Action item
Gather from the listing below each line that includes the word "Plan", and copy it.

Input data
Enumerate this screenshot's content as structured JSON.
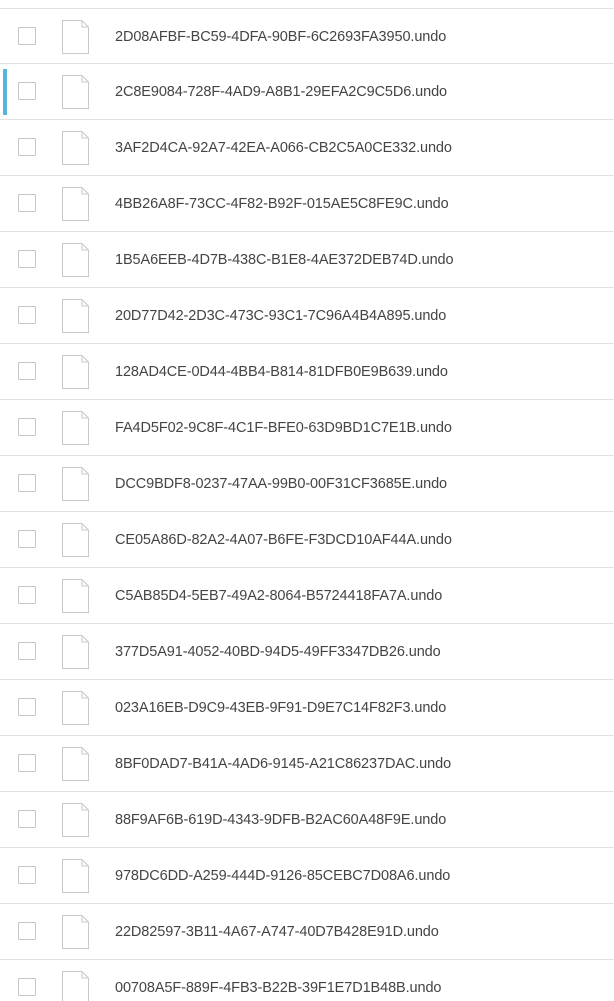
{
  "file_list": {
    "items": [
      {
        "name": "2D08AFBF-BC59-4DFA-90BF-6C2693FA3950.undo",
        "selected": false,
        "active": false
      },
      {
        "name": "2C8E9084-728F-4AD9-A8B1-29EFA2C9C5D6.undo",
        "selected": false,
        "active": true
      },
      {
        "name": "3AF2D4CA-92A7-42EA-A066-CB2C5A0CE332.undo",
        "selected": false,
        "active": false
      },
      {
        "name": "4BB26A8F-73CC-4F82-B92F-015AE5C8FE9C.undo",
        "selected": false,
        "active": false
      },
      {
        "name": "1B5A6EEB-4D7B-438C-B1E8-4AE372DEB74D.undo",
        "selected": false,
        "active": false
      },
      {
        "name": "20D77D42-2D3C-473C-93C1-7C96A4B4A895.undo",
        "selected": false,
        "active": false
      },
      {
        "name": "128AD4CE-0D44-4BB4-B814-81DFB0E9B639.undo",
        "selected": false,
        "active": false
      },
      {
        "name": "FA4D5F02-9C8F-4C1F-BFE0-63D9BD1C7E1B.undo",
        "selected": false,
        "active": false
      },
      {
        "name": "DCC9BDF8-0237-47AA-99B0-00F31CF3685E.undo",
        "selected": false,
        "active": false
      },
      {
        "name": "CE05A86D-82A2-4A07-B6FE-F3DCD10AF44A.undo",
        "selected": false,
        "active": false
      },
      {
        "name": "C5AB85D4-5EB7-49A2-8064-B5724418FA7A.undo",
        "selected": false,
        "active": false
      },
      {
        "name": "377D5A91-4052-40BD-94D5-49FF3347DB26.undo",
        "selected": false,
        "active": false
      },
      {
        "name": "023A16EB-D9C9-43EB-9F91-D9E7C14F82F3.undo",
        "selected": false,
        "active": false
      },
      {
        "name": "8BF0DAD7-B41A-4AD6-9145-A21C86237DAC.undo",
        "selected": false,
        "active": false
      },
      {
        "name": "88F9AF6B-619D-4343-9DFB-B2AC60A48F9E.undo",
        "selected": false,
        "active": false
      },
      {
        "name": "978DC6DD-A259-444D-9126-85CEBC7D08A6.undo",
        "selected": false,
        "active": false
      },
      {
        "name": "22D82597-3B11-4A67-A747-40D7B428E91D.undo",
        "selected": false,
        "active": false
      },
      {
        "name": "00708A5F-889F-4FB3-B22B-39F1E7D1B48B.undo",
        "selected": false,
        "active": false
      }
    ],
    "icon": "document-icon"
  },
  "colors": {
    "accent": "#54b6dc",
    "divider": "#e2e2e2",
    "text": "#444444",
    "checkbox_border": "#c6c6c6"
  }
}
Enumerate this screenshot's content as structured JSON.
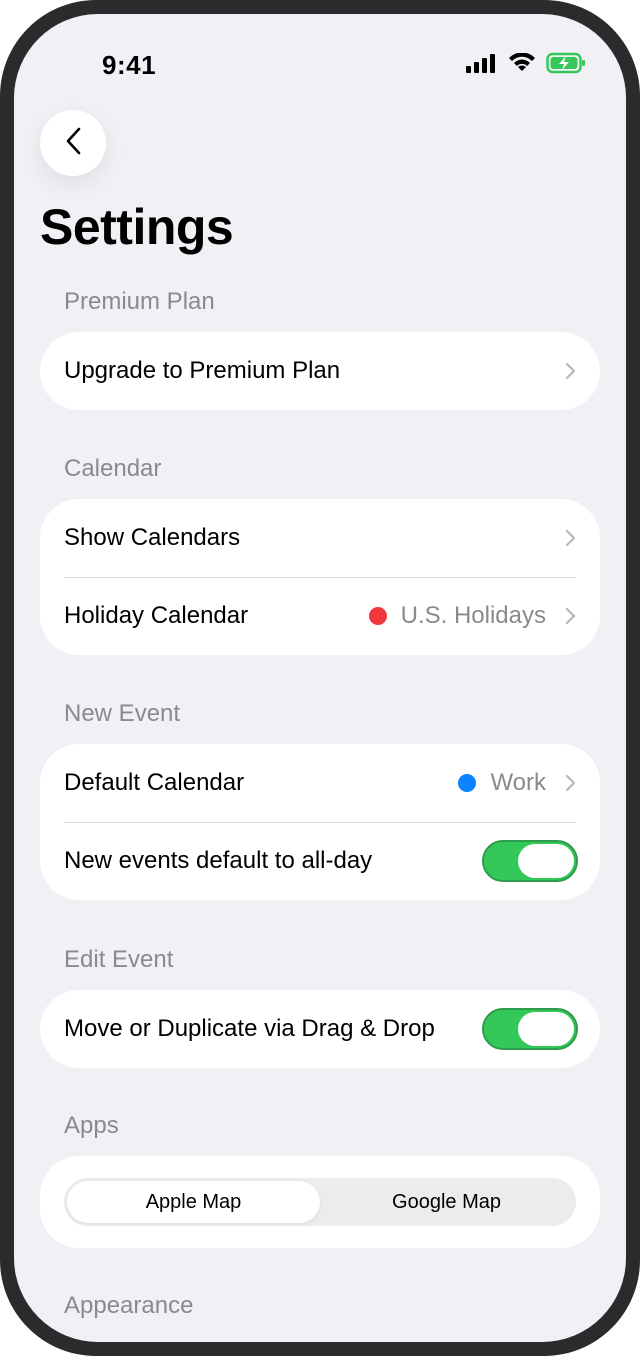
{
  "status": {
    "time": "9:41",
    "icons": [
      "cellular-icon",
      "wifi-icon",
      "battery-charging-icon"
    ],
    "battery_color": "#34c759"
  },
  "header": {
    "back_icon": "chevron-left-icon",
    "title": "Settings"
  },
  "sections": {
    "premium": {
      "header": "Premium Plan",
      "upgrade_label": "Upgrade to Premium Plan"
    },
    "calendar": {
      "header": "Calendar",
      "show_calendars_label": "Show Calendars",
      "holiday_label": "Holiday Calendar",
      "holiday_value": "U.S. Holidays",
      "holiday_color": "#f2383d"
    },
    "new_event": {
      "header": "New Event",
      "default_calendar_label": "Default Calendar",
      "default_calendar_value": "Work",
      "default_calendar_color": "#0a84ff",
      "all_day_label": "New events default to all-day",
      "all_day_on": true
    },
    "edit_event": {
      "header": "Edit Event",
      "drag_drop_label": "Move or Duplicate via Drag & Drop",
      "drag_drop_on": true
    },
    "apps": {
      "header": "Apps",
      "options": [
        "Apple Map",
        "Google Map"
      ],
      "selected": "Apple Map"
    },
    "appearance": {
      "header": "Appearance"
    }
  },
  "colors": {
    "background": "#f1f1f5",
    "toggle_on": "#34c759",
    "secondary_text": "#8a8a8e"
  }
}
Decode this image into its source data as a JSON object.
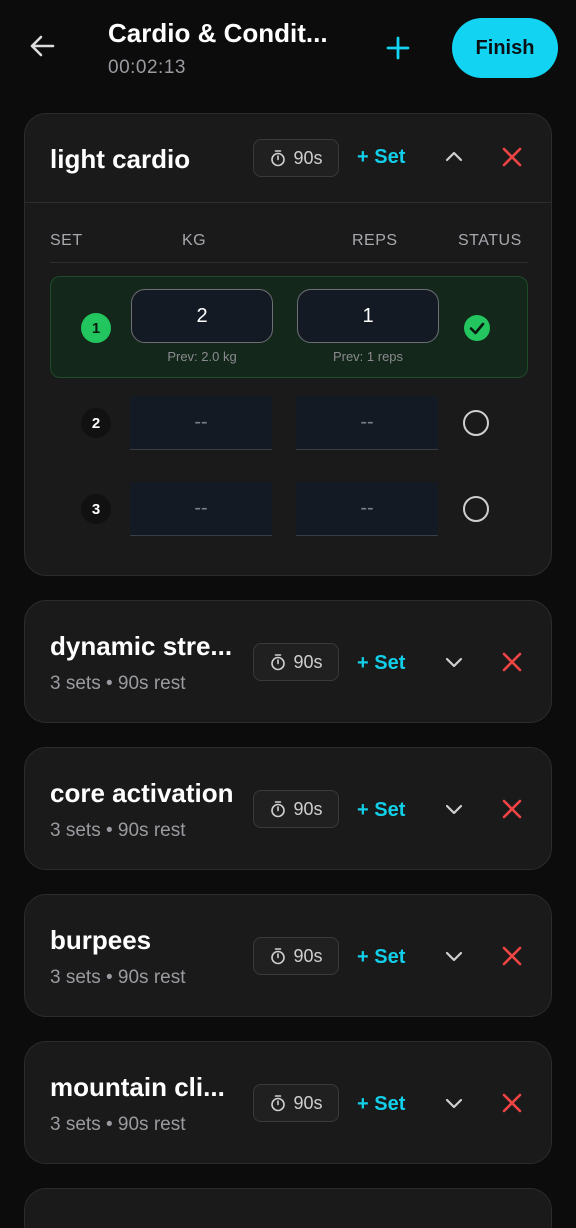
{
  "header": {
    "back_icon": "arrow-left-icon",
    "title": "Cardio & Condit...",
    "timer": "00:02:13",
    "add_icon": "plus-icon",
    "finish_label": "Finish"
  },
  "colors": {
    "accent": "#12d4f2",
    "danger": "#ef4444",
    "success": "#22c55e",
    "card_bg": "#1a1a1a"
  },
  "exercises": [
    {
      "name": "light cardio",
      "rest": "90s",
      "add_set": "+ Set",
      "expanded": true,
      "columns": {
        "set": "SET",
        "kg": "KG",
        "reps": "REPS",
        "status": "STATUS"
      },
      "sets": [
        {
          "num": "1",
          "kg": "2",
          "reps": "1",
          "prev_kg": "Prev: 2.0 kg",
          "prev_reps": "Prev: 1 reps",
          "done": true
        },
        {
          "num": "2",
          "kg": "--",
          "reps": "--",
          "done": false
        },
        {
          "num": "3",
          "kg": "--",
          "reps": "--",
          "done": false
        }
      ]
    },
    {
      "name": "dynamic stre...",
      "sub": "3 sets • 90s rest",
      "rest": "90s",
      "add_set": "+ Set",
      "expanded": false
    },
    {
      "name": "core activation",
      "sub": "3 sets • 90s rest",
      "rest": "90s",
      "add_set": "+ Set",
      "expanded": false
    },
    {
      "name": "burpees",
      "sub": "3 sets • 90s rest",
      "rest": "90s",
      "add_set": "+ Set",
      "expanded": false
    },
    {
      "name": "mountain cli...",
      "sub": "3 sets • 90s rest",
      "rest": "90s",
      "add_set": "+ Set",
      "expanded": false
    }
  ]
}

Answer for this exercise
      "header": "Premium Plan",
      "upgrade_label": "Upgrade to Premium Plan"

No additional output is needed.